The Latino/a Rising anthology, which will be released by Wings Press in 2017, has made its table of contents known — and it is magnificent. I am so honored to have a short story included:
Foreword: Matthew David Goodwin
Introduction: Frederick Luis Aldama
Javier Hernandez: “El Muerto: Los Cosmos Azteca”
Kathleen Alcalá: “The Road to Nyer”
Pablo Brescia: “Code 51” (translated by Pablo Brescia with contributions by Matthew David Goodwin)
Pedro Zagitt: “Misinformed” and “Circular Photography” (translated by Nahir Otaño-Gracia)
Sabrina Vourvoulias: “Sin Embargo”

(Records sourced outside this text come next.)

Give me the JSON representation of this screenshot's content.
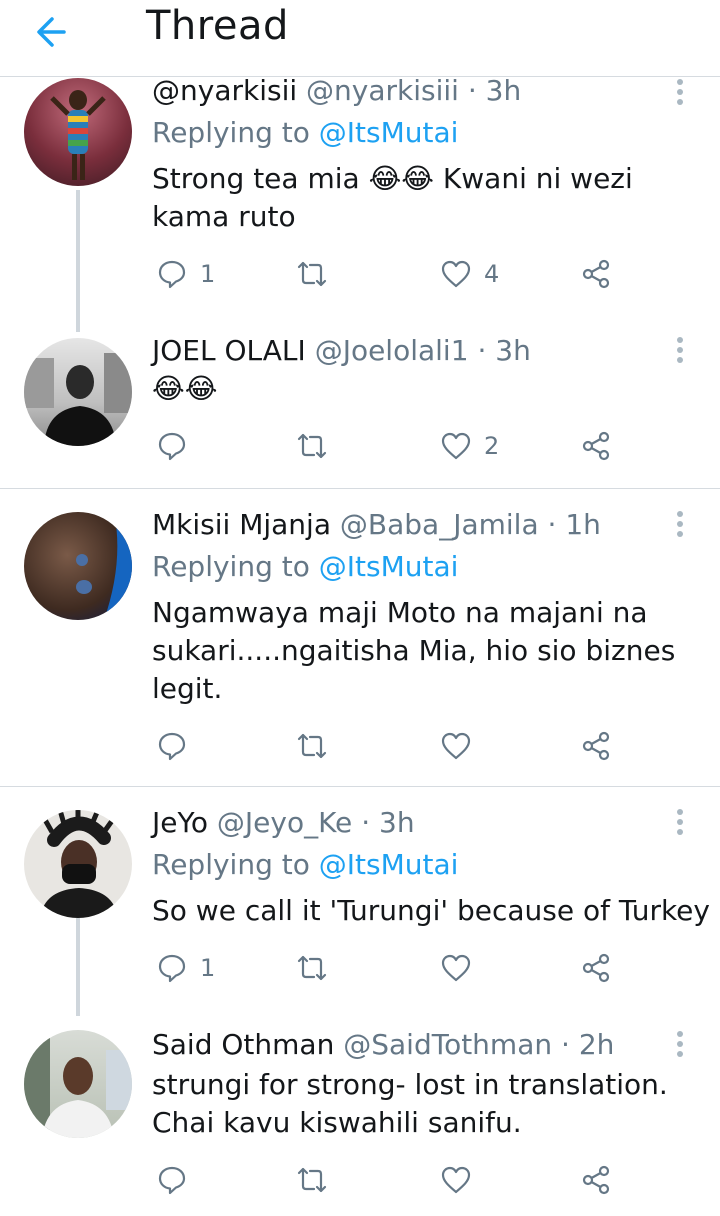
{
  "header": {
    "title": "Thread"
  },
  "tweets": [
    {
      "name": "@nyarkisii",
      "handle": "@nyarkisiii",
      "time": "3h",
      "replying_prefix": "Replying to ",
      "replying_handle": "@ItsMutai",
      "text": "Strong tea mia 😂😂 Kwani ni wezi\nkama ruto",
      "reply_count": "1",
      "retweet_count": "",
      "like_count": "4"
    },
    {
      "name": "JOEL OLALI",
      "handle": "@Joelolali1",
      "time": "3h",
      "text": "😂😂",
      "reply_count": "",
      "retweet_count": "",
      "like_count": "2"
    },
    {
      "name": "Mkisii Mjanja",
      "handle": "@Baba_Jamila",
      "time": "1h",
      "replying_prefix": "Replying to ",
      "replying_handle": "@ItsMutai",
      "text": "Ngamwaya maji Moto na majani na\nsukari.....ngaitisha Mia, hio sio biznes\nlegit.",
      "reply_count": "",
      "retweet_count": "",
      "like_count": ""
    },
    {
      "name": "JeYo",
      "handle": "@Jeyo_Ke",
      "time": "3h",
      "replying_prefix": "Replying to ",
      "replying_handle": "@ItsMutai",
      "text": "So we call it 'Turungi' because of Turkey",
      "reply_count": "1",
      "retweet_count": "",
      "like_count": ""
    },
    {
      "name": "Said Othman",
      "handle": "@SaidTothman",
      "time": "2h",
      "text": "strungi for strong-  lost in translation.\nChai kavu  kiswahili sanifu.",
      "reply_count": "",
      "retweet_count": "",
      "like_count": ""
    }
  ],
  "icons": {
    "back": "arrow-left-icon",
    "more": "more-vertical-icon",
    "reply": "reply-icon",
    "retweet": "retweet-icon",
    "like": "heart-icon",
    "share": "share-icon"
  },
  "colors": {
    "accent": "#1da1f2",
    "secondary_text": "#657786",
    "divider": "#d6dbe0"
  }
}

Daína Chaviano: “Accursed Lineage” (translated by Matthew David Goodwin)
ADÁL: Coconauts in Space
Ana Castillo: “Cowboy Medium”
Ernest Hogan: “Flying under the Radar with Paco and Los Freetails”
Junot Díaz: “Monstro”
Richie Narvaez: “Room for Rent”
Edmundo Paz-Soldán: “Artificial” (translated by Heather Cleary)
Steve Castro: “Two Unique Souls” and “Through the Right Ventricle”
Alex Hernandez: “Caridad”
Carmen Maria Machado: “Difficult at Parties”
Giannina Braschi: “Death of the Businessman” and “Burial of the Sardine”
Carlos Hernandez: “Entanglements”
Alejandra Sanchez: “The Drain”
Daniel José Older: “Red Feather and Bone”
Carl Marcum: “A Science Fiction” and “SciFi-ku”
Marcos Santiago Gonsalez: “Traditions”
From fiction to long-form journalism to commentary, here are my personal favorites of the hundreds of thousands of words I’ve written this year:
Op-ed & commentary
at the Guardian
• Revolutionaries in box braids, stilettos & layers of grunge: Older women in AHSCoven and the Walking Dead
at AL DÍA News